* _WHAT TO DO_: In the entries below, spot each line with the word "content" and copy it.

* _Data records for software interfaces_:
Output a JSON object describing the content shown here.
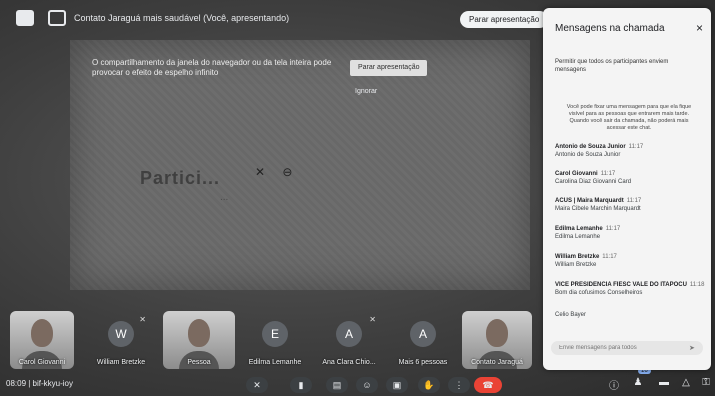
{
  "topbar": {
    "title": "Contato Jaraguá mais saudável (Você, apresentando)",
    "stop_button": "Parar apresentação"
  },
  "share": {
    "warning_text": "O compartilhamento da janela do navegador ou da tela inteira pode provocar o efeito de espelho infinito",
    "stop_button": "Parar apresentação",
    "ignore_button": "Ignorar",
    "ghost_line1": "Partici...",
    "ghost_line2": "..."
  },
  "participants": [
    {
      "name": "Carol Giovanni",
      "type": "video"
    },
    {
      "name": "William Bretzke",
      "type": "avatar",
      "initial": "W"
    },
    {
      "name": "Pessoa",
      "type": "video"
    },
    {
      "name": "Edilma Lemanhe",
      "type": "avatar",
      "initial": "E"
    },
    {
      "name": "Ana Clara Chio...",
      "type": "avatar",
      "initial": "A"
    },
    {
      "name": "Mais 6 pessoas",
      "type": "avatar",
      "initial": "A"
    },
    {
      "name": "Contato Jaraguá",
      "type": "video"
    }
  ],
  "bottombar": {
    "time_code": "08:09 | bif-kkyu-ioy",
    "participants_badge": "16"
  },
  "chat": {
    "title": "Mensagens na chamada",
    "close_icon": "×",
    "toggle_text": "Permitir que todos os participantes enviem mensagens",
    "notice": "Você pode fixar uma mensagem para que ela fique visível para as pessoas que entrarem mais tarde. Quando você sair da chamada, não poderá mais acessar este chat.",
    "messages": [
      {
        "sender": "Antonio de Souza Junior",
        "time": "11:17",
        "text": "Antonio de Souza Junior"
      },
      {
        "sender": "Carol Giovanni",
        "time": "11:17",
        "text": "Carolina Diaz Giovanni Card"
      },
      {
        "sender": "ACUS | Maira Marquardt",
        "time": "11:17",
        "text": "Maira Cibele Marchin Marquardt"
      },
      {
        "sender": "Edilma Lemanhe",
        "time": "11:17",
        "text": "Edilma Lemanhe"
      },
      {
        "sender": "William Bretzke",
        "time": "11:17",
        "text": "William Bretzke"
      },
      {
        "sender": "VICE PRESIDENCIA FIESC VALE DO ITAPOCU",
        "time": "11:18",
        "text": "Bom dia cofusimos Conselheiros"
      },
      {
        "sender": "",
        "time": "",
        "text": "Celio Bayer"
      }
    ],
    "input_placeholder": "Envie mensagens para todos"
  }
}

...

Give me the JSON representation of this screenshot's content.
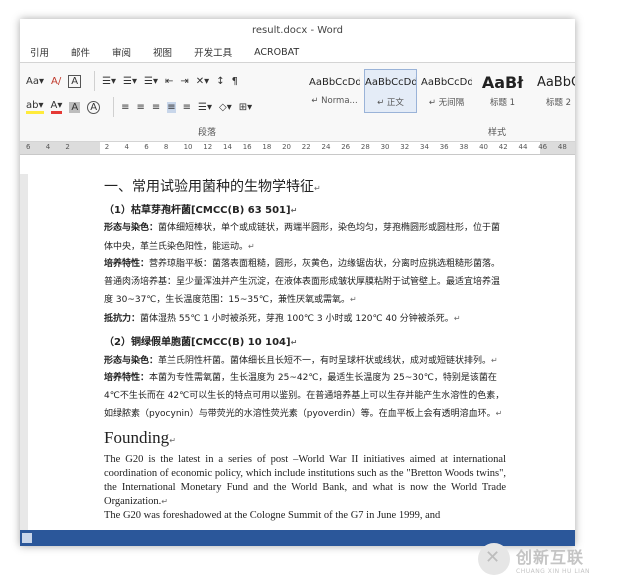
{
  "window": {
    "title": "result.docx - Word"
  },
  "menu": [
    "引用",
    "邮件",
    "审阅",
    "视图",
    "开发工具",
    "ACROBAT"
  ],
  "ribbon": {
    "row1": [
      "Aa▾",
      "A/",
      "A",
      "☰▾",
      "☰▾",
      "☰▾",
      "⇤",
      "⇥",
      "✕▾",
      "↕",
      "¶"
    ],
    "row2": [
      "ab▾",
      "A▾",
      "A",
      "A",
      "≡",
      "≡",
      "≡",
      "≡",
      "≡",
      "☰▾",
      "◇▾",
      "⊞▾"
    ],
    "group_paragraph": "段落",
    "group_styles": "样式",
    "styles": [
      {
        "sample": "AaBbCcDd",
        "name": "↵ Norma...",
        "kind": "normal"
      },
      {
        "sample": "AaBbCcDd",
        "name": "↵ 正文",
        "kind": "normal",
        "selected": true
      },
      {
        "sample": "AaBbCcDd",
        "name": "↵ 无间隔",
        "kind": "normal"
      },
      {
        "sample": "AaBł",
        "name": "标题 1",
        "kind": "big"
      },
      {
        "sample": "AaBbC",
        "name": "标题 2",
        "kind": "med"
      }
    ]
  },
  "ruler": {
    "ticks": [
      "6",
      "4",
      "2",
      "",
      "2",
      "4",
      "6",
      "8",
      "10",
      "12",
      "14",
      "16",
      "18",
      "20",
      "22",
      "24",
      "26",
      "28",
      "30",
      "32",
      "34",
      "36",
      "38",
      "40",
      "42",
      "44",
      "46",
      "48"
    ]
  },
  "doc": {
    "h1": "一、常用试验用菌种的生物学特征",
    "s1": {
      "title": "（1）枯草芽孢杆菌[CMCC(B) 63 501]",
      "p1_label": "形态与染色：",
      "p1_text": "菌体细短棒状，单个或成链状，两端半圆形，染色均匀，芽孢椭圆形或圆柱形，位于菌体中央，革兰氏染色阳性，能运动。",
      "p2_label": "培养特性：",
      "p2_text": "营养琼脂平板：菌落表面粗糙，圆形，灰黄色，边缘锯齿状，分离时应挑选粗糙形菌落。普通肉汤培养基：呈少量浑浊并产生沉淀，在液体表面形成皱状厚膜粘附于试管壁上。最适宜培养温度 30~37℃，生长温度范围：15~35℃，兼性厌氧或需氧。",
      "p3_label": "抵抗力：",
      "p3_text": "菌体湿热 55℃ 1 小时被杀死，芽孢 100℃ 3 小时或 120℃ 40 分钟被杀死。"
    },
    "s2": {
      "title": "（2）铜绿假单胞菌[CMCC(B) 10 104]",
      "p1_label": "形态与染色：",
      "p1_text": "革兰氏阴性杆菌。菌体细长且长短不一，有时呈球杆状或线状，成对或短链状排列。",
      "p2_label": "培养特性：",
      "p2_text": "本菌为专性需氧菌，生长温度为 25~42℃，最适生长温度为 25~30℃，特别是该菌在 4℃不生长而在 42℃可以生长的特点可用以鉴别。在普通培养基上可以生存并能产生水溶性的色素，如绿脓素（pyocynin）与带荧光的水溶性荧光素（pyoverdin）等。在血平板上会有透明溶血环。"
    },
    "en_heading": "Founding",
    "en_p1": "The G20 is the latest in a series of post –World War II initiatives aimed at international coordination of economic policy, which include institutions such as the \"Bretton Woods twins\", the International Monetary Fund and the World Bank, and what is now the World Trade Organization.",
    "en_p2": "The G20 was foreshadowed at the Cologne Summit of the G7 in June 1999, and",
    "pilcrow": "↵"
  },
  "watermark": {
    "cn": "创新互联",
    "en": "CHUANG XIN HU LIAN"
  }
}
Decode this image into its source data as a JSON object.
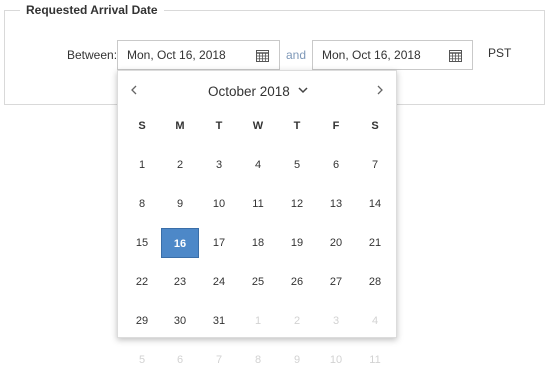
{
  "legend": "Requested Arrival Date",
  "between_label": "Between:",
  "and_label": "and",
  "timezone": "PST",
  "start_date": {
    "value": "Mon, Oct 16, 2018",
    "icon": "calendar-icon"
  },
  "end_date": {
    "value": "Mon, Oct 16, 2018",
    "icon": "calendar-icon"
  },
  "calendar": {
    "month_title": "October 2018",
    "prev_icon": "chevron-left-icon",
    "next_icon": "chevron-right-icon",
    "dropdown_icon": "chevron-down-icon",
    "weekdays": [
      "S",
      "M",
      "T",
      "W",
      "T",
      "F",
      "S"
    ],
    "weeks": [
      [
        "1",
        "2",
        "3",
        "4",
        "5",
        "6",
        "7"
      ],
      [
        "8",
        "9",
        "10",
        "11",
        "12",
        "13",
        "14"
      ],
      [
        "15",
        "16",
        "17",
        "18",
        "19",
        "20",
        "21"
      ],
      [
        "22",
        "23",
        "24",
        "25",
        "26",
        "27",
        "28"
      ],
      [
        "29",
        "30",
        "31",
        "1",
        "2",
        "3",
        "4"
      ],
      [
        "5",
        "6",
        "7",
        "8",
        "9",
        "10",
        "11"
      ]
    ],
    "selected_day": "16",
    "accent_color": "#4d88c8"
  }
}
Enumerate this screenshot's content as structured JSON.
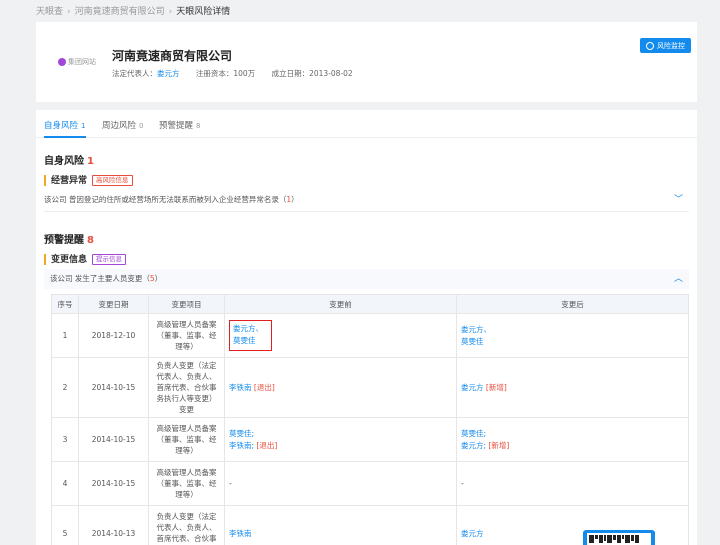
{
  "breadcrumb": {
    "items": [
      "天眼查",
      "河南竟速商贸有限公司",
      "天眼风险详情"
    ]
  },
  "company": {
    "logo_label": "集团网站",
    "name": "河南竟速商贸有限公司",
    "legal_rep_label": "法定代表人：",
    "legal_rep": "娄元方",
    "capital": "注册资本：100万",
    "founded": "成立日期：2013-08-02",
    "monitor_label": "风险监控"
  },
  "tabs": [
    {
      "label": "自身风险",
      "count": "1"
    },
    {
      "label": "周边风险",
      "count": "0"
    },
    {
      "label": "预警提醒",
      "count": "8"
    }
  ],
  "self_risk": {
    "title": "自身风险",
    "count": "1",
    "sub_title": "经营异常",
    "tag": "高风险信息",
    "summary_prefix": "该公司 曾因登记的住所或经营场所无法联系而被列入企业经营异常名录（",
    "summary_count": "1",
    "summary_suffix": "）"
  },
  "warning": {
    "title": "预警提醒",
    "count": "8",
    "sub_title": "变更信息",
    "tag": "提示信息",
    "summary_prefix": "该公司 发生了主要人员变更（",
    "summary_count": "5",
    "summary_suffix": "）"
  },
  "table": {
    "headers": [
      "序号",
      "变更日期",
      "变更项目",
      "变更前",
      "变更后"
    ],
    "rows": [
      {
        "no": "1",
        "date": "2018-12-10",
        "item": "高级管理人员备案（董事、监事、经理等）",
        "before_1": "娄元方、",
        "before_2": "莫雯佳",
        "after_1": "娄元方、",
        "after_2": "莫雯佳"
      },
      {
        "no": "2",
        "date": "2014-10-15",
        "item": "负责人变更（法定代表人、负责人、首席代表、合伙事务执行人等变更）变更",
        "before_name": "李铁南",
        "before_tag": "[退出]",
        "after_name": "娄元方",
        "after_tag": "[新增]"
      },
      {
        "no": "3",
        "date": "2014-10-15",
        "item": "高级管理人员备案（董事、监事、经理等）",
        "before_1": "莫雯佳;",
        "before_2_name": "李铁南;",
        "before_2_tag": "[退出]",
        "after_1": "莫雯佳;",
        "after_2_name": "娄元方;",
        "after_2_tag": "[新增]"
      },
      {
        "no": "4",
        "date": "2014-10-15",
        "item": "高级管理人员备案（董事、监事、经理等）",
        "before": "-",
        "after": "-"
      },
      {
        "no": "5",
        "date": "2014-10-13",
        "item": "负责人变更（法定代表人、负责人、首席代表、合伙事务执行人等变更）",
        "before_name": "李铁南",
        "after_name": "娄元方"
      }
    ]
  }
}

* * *

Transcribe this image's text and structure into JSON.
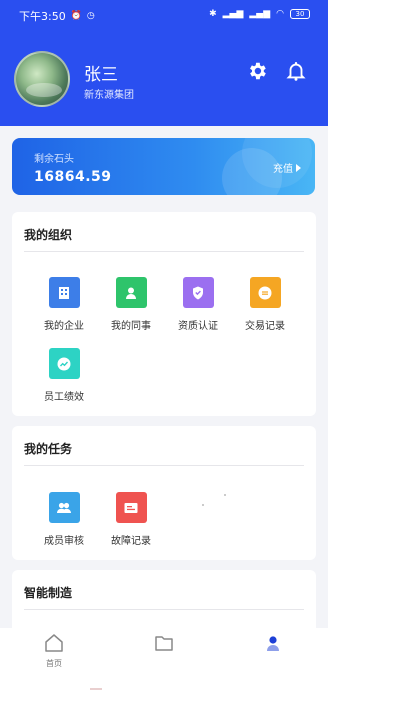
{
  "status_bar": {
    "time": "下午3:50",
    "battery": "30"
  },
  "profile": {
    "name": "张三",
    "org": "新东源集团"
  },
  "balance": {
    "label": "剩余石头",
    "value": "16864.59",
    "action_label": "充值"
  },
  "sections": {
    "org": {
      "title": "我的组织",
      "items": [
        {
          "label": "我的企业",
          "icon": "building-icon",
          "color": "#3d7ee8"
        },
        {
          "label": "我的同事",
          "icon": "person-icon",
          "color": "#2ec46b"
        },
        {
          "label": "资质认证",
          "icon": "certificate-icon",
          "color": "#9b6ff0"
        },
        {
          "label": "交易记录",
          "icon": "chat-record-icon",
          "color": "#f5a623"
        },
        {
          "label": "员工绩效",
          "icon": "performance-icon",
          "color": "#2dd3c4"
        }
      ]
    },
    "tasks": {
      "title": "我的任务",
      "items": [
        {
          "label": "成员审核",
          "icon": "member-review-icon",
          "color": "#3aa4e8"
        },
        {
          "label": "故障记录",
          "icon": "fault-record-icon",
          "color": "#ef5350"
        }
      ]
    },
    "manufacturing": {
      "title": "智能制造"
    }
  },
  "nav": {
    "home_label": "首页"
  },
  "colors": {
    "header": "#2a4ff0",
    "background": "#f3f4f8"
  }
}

* _RESPONSE BOX_:
Output a JSON object describing the content shown here.
Give me the JSON representation of this screenshot's content.
Enumerate this screenshot's content as structured JSON.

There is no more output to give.